With cities continuously more threatened by climate change-induced disasters, urban planning’s reflex response is to protect cities against nature. But what if the solution lies in working with nature instead against it? Architect Kongjiang Yu invites readers to imagine what cities could look like if they took into account ancient wisdom on spatial planning.
Nature and its vital contributions to people are deteriorating worldwide, and the goals for conserving and sustainably using nature and achieving sustainability goals cannot be met by current trajectories, unless transformative changes are made.
Evidence from existing programs shows that climate change adaptation interventions can contribute to peacebuilding, and peacebuilding can have significant adaptation benefits.
The Climate Investment Funds (CIF) trust fund committees and sub-committees meet regularly to make consensus-based decisions that ensure CIF funding flows, activities progress, and learning is shared. The next meeting, scheduled to take place on March 24-25, 2020, is now postponed.
The Climate Investment Funds (CIF) trust fund committees and sub-committees meet regularly to make consensus-based decisions that ensure CIF funding flows, activities progress, and learning is shared. The next meeting is scheduled to take place in Washington, D.C. in December 14-18, 2020.
The Joint 12th meeting of the Conference of the Parties to the Vienna Convention for the Protection of the Ozone Layer (COP 12) and 32nd Meeting of the Parties to the Montreal Protocol on Substances that Deplete the Ozone Layer (MOP 32) is scheduled to take place from 23-27 November 2020 in Tashkent, Uzbekistan.
Years ago, Mohamed’s family had enough to eat, despite being poor. His daughter owned a vegetable stall at a bustling market in northeastern Nigeria. The family had options: during the dry season, when Lake Chad was shallow, Mohamed could farm; and during the wet season, he could fish or graze his cattle. But then things began to change.
The Brown to Green Report 2019 is the world’s most comprehensive review of G20 climate action. It provides concise and comparable information on G20 country mitigation action, finance and adaptation.
The Kingdom of the Netherlands has contributed $28 million to back FAO's work to boost the resilience of food systems in Somalia, Sudan, and South Sudan - part of a new initiative to scale-up resilience-based development work in countries affected by protracted crises.
Ten years after committing to rationalise and phase out inefficient fossil fuel subsidies, G20 countries still subsidise coal, oil and gas to the tune of around USD 150 billion annually. The process to try to move the G20 forward on this issue has been via peer review of fossil fuel subsidies, but these reviews need to be followed by action. Subsidy reforms could free up resources that could be channeled back into government programmes, which would be necessary to mitigate the impacts of rising energy prices on vulnerable populations and to help smooth reforms, and could also be spent on accelerating a clean energy transition.

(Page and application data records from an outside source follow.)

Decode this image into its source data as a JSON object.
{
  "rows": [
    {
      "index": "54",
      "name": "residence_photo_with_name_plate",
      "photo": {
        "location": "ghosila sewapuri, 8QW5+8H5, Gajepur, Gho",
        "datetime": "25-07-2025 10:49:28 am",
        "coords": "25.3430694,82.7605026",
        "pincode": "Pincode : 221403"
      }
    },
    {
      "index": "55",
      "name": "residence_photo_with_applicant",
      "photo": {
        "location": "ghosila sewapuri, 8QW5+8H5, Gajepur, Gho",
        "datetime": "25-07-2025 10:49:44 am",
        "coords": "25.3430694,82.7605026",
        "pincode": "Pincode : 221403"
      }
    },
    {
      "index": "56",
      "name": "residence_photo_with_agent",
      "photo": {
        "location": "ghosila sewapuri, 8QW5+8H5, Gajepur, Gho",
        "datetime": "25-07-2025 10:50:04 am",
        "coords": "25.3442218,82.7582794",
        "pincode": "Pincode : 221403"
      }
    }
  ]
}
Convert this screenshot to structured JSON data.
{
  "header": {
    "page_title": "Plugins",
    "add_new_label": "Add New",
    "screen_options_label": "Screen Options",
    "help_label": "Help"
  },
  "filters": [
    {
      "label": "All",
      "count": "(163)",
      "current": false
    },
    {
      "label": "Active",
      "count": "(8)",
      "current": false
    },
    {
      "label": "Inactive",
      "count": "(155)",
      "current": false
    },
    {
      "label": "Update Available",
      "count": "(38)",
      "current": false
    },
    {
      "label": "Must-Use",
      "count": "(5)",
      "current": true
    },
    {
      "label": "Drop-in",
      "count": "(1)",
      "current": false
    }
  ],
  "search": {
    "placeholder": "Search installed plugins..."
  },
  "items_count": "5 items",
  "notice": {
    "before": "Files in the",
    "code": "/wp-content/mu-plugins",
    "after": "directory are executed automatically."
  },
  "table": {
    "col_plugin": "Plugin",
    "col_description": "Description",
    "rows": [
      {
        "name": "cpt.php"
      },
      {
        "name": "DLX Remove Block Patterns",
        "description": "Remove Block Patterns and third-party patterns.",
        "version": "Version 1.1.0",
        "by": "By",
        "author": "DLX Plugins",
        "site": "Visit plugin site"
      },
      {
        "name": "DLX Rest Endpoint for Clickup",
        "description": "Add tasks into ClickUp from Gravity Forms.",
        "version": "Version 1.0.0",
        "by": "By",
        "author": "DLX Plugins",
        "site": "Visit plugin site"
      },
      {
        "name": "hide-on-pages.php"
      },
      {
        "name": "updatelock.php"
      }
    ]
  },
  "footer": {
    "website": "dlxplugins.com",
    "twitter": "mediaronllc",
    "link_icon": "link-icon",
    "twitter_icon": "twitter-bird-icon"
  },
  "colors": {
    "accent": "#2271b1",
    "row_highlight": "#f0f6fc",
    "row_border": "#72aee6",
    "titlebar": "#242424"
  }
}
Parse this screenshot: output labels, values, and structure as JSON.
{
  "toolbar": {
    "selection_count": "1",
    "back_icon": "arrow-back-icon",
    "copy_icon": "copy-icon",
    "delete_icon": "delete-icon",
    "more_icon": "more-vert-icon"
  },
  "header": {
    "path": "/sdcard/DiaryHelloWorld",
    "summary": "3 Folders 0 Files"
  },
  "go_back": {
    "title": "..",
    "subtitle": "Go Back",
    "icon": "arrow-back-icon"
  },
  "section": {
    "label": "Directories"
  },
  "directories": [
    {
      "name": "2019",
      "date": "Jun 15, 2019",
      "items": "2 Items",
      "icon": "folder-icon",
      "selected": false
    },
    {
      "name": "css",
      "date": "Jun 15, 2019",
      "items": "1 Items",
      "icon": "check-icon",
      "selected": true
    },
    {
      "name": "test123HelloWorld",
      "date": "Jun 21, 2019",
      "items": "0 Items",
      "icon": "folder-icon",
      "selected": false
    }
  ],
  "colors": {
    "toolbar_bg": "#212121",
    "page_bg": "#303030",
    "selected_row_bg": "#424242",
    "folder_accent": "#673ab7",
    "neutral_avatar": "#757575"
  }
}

The Stockholm International Peace Research Institute (SIPRI) will host the fourth Stockholm Security Conference (SSC 19) on 3 October 2019, under the theme ‘Conflict and technology: Now and in the future.’ Through plenary and breakout sessions, the conference will look at how the nature of conflict is changing today and how technology impacts conflict.
The 2015 Paris Agreement has focused global attention on the need for countries to address climate change risks. But not all countries are equal, in terms of either their ambition or ability to achieve economies which are low-carbon and aligned with greenhouse gas emission trajectories which scientists say are necessary to limit warming to 2ºC. The associated transition in national energy systems and broader economies to a low-carbon world will present risks, but also opportunities.
A new form of organized crime has recently been emerging in the Amazon: illegal mining. Miners fell trees, use high-grade explosives for blasting soils and dredge riverbeds. But the impacts go beyond environmental damage, bringing with it a slew of other social problems. Peace researcher Adriana Abdenur urges policymakers to improve coordination and argues that diplomacy may help prevent further conflicts, corruption and crime.